I am not trying to scare you. Your husband's melanoma was definetly caught sooner than my dad's was. But please be diligent in getting the best follow-up possible. You cannot count on health care professionals to do the right thing. By posting here and hopefully doing other research as well, you are being proactive and learning all you can. Best of luck to you.
[This message has been edited by nebulous (edited 08-05-2003).]
Thanks for the info LHarker. I'll have to go & do some anatomy research now to see where everything stops & starts.
How are you? Hope all is well with you. I'm sure everyone will know that you're not trying to scare them, just giving good advice. How is your research going into follow-up procedures? Are you making good progress?
Nebulous is absolutely correct in the advice on follow-up. In fact my own oncologist made the comment that it's not what happens in 9 months that we need to worry about necessarily but in the 9 years. I know this can sound somewhat hopeless but I look at it as incentive to stay on top of it, even beyond the traditional 5 year mark for most other cancers.
Nebulous-I am truly sorry for the loss of your father.
So far on the follow-up, I have found, unfortunately, that it is pretty much up to the HMO, medical center, doctor, etc. to recommend whatever follow-up care they decide is appropriate. There are really no guidelines that they must follow. It is almost as if they aren't held accountable.
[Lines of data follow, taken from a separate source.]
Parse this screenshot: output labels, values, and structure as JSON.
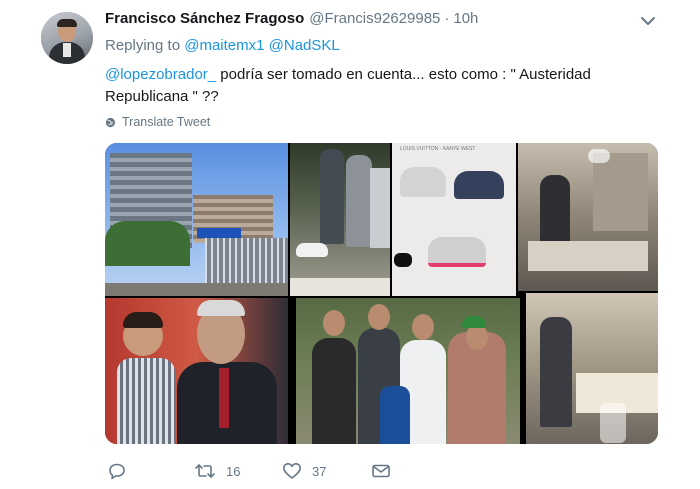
{
  "tweet": {
    "display_name": "Francisco Sánchez Fragoso",
    "handle": "@Francis92629985",
    "separator": "·",
    "time": "10h",
    "replying_prefix": "Replying to",
    "replying_to": [
      "@maitemx1",
      "@NadSKL"
    ],
    "mention": "@lopezobrador_",
    "text_line1": " podría ser tomado en cuenta... esto como : \" Austeridad",
    "text_line2": "Republicana \" ??",
    "translate_label": "Translate Tweet",
    "media": {
      "catalog_label": "LOUIS VUITTON - KANYE WEST"
    }
  },
  "actions": {
    "reply_count": "",
    "retweet_count": "16",
    "like_count": "37"
  },
  "colors": {
    "link": "#1b95e0",
    "muted": "#657786",
    "text": "#14171a"
  }
}
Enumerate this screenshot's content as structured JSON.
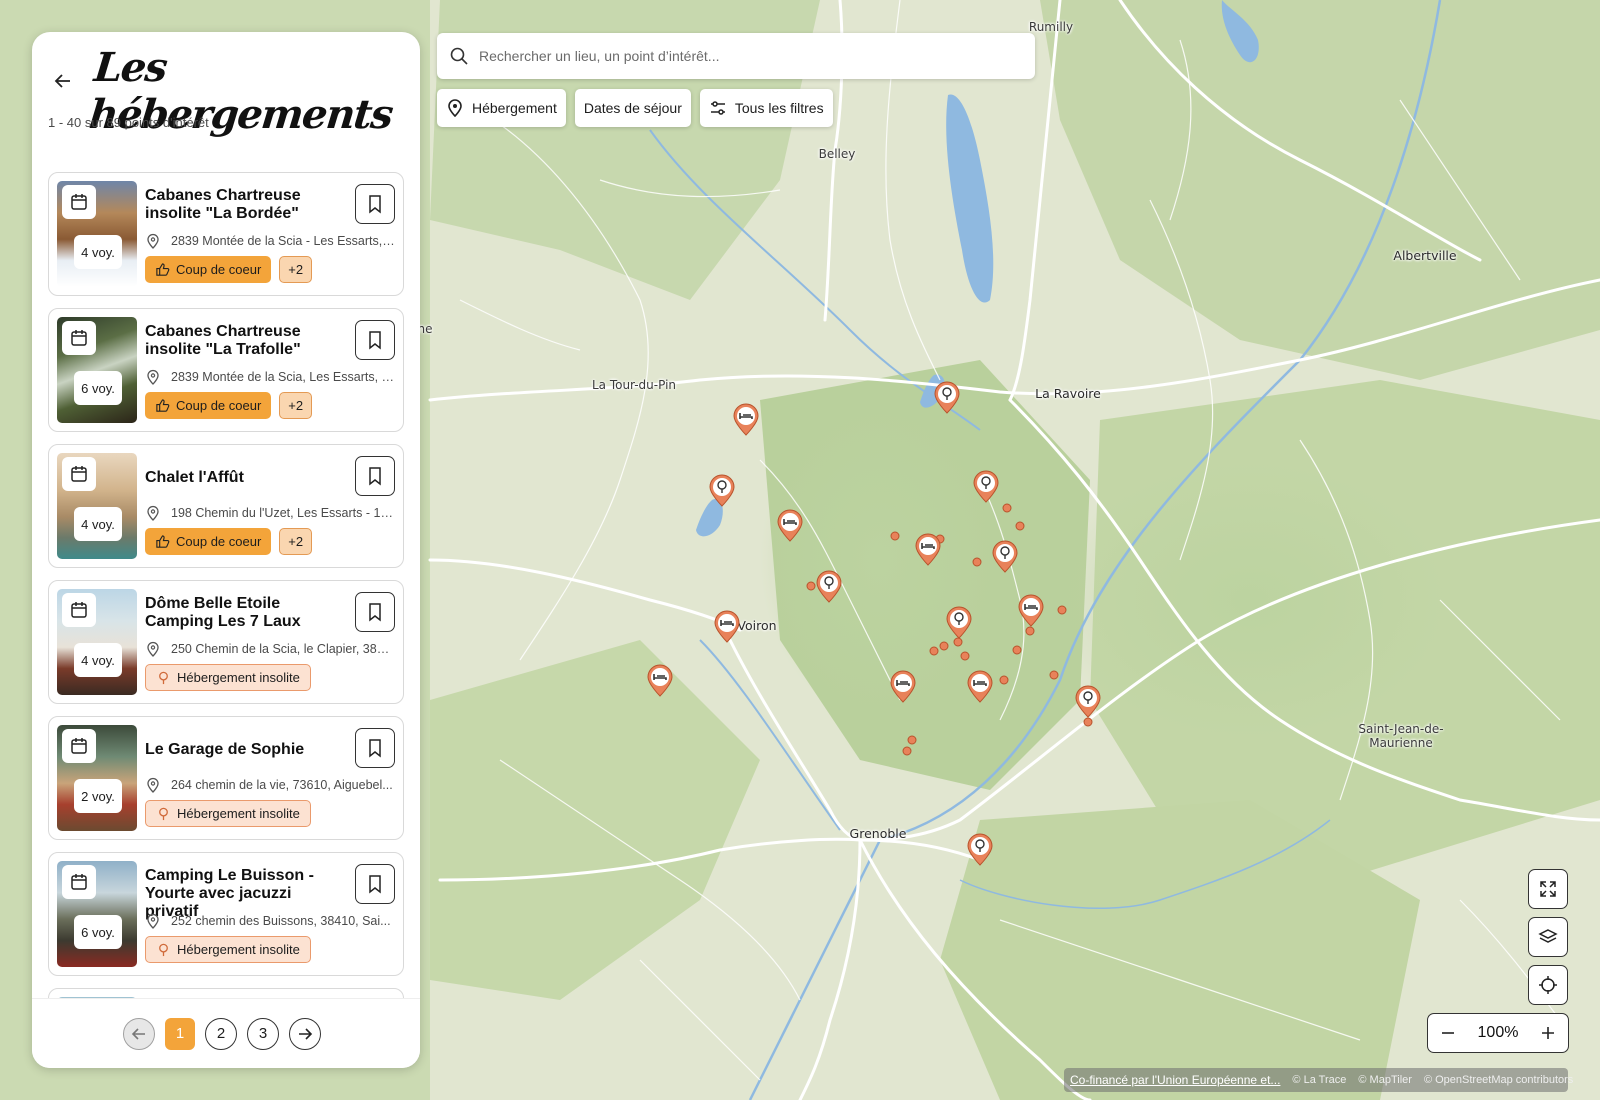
{
  "search": {
    "placeholder": "Rechercher un lieu, un point d’intérêt..."
  },
  "filters": [
    {
      "label": "Hébergement",
      "icon": "location-pin-icon"
    },
    {
      "label": "Dates de séjour"
    },
    {
      "label": "Tous les filtres",
      "icon": "sliders-icon"
    }
  ],
  "panel": {
    "title": "Les hébergements",
    "result_count": "1 - 40 sur 89 points d'intérêt"
  },
  "cards": [
    {
      "title": "Cabanes Chartreuse insolite \"La Bordée\"",
      "capacity": "4 voy.",
      "address": "2839 Montée de la Scia - Les Essarts, ...",
      "tags": [
        "Coup de coeur",
        "+2"
      ],
      "tag_type": "fav"
    },
    {
      "title": "Cabanes Chartreuse insolite \"La Trafolle\"",
      "capacity": "6 voy.",
      "address": "2839 Montée de la Scia, Les Essarts, 3...",
      "tags": [
        "Coup de coeur",
        "+2"
      ],
      "tag_type": "fav"
    },
    {
      "title": "Chalet l'Affût",
      "capacity": "4 voy.",
      "address": "198 Chemin du l'Uzet, Les Essarts - 13....",
      "tags": [
        "Coup de coeur",
        "+2"
      ],
      "tag_type": "fav"
    },
    {
      "title": "Dôme Belle Etoile Camping Les 7 Laux",
      "capacity": "4 voy.",
      "address": "250 Chemin de la Scia, le Clapier, 3857...",
      "tags": [
        "Hébergement insolite"
      ],
      "tag_type": "insolite"
    },
    {
      "title": "Le Garage de Sophie",
      "capacity": "2 voy.",
      "address": "264 chemin de la vie, 73610, Aiguebel...",
      "tags": [
        "Hébergement insolite"
      ],
      "tag_type": "insolite"
    },
    {
      "title": "Camping Le Buisson - Yourte avec jacuzzi privatif",
      "capacity": "6 voy.",
      "address": "252 chemin des Buissons, 38410, Sai...",
      "tags": [
        "Hébergement insolite"
      ],
      "tag_type": "insolite"
    }
  ],
  "pagination": {
    "pages": [
      "1",
      "2",
      "3"
    ],
    "current": "1"
  },
  "map": {
    "zoom_label": "100%",
    "places": [
      "Rumilly",
      "Belley",
      "Albertville",
      "La Tour-du-Pin",
      "La Ravoire",
      "Voiron",
      "Grenoble",
      "Saint-Jean-de-\nMaurienne",
      "ne"
    ],
    "attribution": {
      "funding": "Co-financé par l'Union Européenne et...",
      "sources": [
        "© La Trace",
        "© MapTiler",
        "© OpenStreetMap contributors"
      ]
    }
  },
  "colors": {
    "accent": "#f3a43a",
    "pin": "#e8825a",
    "pin_dark": "#b8532c",
    "water": "#8fb9e0"
  }
}
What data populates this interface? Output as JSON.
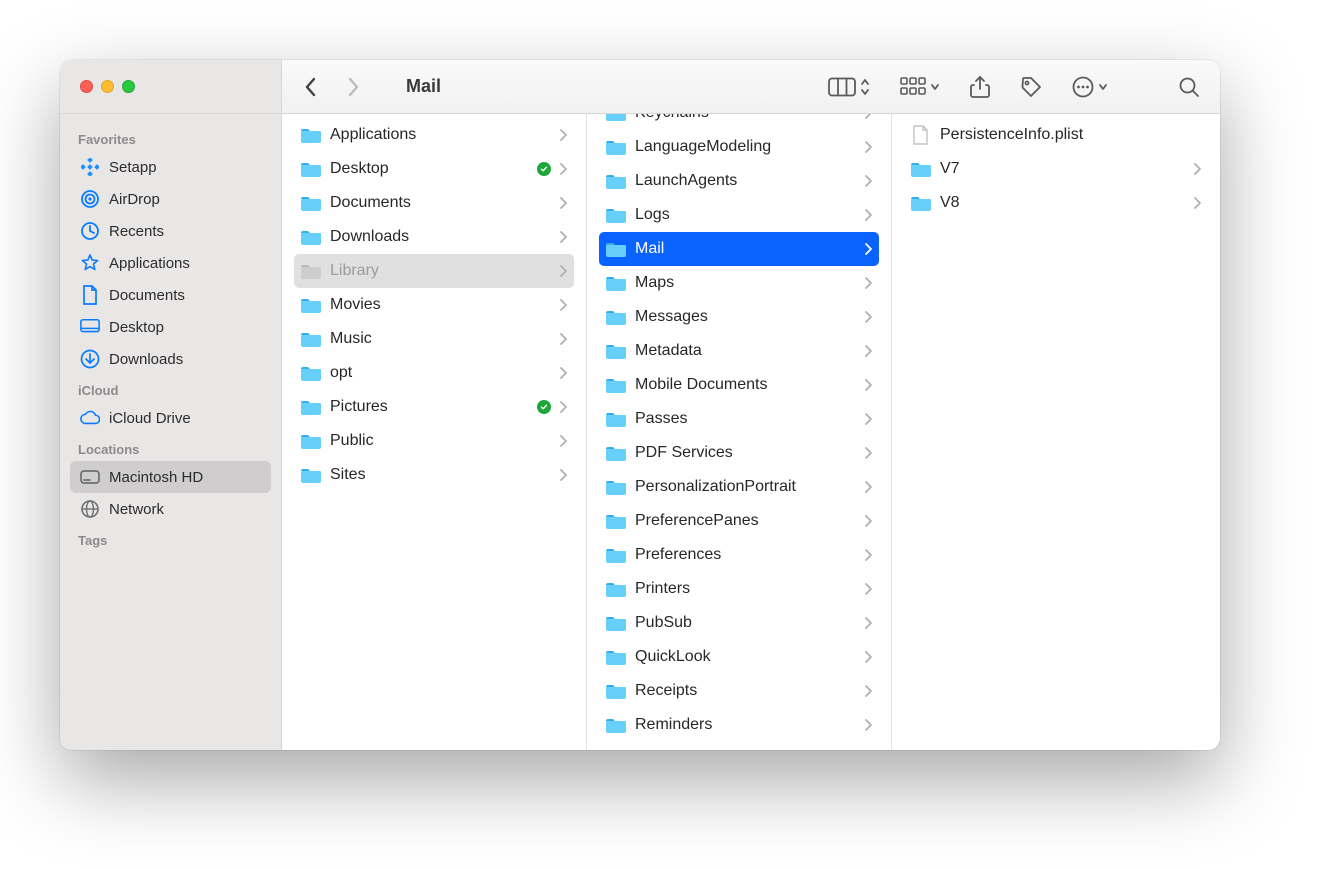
{
  "window_title": "Mail",
  "sidebar": {
    "groups": [
      {
        "label": "Favorites",
        "items": [
          {
            "icon": "setapp",
            "label": "Setapp"
          },
          {
            "icon": "airdrop",
            "label": "AirDrop"
          },
          {
            "icon": "recents",
            "label": "Recents"
          },
          {
            "icon": "apps",
            "label": "Applications"
          },
          {
            "icon": "doc",
            "label": "Documents"
          },
          {
            "icon": "desktop",
            "label": "Desktop"
          },
          {
            "icon": "downloads",
            "label": "Downloads"
          }
        ]
      },
      {
        "label": "iCloud",
        "items": [
          {
            "icon": "cloud",
            "label": "iCloud Drive"
          }
        ]
      },
      {
        "label": "Locations",
        "items": [
          {
            "icon": "disk",
            "label": "Macintosh HD",
            "selected": true,
            "grey": true
          },
          {
            "icon": "globe",
            "label": "Network",
            "grey": true
          }
        ]
      },
      {
        "label": "Tags",
        "items": []
      }
    ]
  },
  "columns": [
    {
      "start_at": 0,
      "items": [
        {
          "type": "folder",
          "label": "Applications",
          "chev": true
        },
        {
          "type": "folder",
          "label": "Desktop",
          "chev": true,
          "sync": true
        },
        {
          "type": "folder",
          "label": "Documents",
          "chev": true
        },
        {
          "type": "folder",
          "label": "Downloads",
          "chev": true
        },
        {
          "type": "folder",
          "label": "Library",
          "chev": true,
          "state": "dim"
        },
        {
          "type": "folder",
          "label": "Movies",
          "chev": true
        },
        {
          "type": "folder",
          "label": "Music",
          "chev": true
        },
        {
          "type": "folder",
          "label": "opt",
          "chev": true
        },
        {
          "type": "folder",
          "label": "Pictures",
          "chev": true,
          "sync": true
        },
        {
          "type": "folder",
          "label": "Public",
          "chev": true
        },
        {
          "type": "folder",
          "label": "Sites",
          "chev": true
        }
      ]
    },
    {
      "start_at": -1,
      "items": [
        {
          "type": "folder",
          "label": "Keychains",
          "chev": true,
          "partial": true
        },
        {
          "type": "folder",
          "label": "LanguageModeling",
          "chev": true
        },
        {
          "type": "folder",
          "label": "LaunchAgents",
          "chev": true
        },
        {
          "type": "folder",
          "label": "Logs",
          "chev": true
        },
        {
          "type": "folder",
          "label": "Mail",
          "chev": true,
          "state": "blue"
        },
        {
          "type": "folder",
          "label": "Maps",
          "chev": true
        },
        {
          "type": "folder",
          "label": "Messages",
          "chev": true
        },
        {
          "type": "folder",
          "label": "Metadata",
          "chev": true
        },
        {
          "type": "folder",
          "label": "Mobile Documents",
          "chev": true
        },
        {
          "type": "folder",
          "label": "Passes",
          "chev": true
        },
        {
          "type": "folder",
          "label": "PDF Services",
          "chev": true
        },
        {
          "type": "folder",
          "label": "PersonalizationPortrait",
          "chev": true
        },
        {
          "type": "folder",
          "label": "PreferencePanes",
          "chev": true
        },
        {
          "type": "folder",
          "label": "Preferences",
          "chev": true
        },
        {
          "type": "folder",
          "label": "Printers",
          "chev": true
        },
        {
          "type": "folder",
          "label": "PubSub",
          "chev": true
        },
        {
          "type": "folder",
          "label": "QuickLook",
          "chev": true
        },
        {
          "type": "folder",
          "label": "Receipts",
          "chev": true
        },
        {
          "type": "folder",
          "label": "Reminders",
          "chev": true
        }
      ]
    },
    {
      "start_at": 0,
      "items": [
        {
          "type": "file",
          "label": "PersistenceInfo.plist"
        },
        {
          "type": "folder",
          "label": "V7",
          "chev": true
        },
        {
          "type": "folder",
          "label": "V8",
          "chev": true
        }
      ]
    }
  ]
}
We have talked to 3 lawyers, and they have basically told us that we would have to literally prove that my dad would not have died had he been given the proper follow-up. But since he wasn't given the proper follow-up(x-rays, blood tests, etc.) we have no way of proving that his melanoma had not already metastasized by the time it was first diagnosed. In other words, we not only have to prove that Kaiser was negligent, but that their negligence directly caused my dad's death. But since they did not do the x-rays or blood tests etc., there is no proof.
So I must tell everyone that it is up to them to make sure they get the proper care. There is no one looking out for you. Here are some basic guidelines:
For stage I tumors, the usual schedule is to visit your doctor every 6 months for 2 years. If the exams are normal, then you can visit your doctor less often. For stage II tumors, you should visit your doctor every 3-6 months for 3 years, then every 6 months for 2 years. If the exams are all normal, then you can visit your doctor less often. Your doctor should request a chest x-ray or blood test and physically examine the body for lumps or enlarged lymph nodes to check for possible metastasis. For stage III tumors, you should visit your doctor every 3 months for 3 years and then every 4-6 months for 2 years. Chest x-rays and blood tests should be scheduled regularly for these patients.
I also want to add that even after 5 years, as kgray states, you should remain diligent in your follow-up. We have talked to different doctors and it is not unheard of for a melanoma to metastasize 10 years or more after the original lesion is removed. One doctor had a patient who had his metastasize 18 years after his origianl lesion was removed. All it takes is a few cells to break free into the blood stream. Those cells can be kept in check for years by a strong immune system, and may only begin to form colonies years later. If the metastasis is caught while it is still in a lymph node, it can often be removed, and the patient may have a fighting chance with follow up chemotherapy.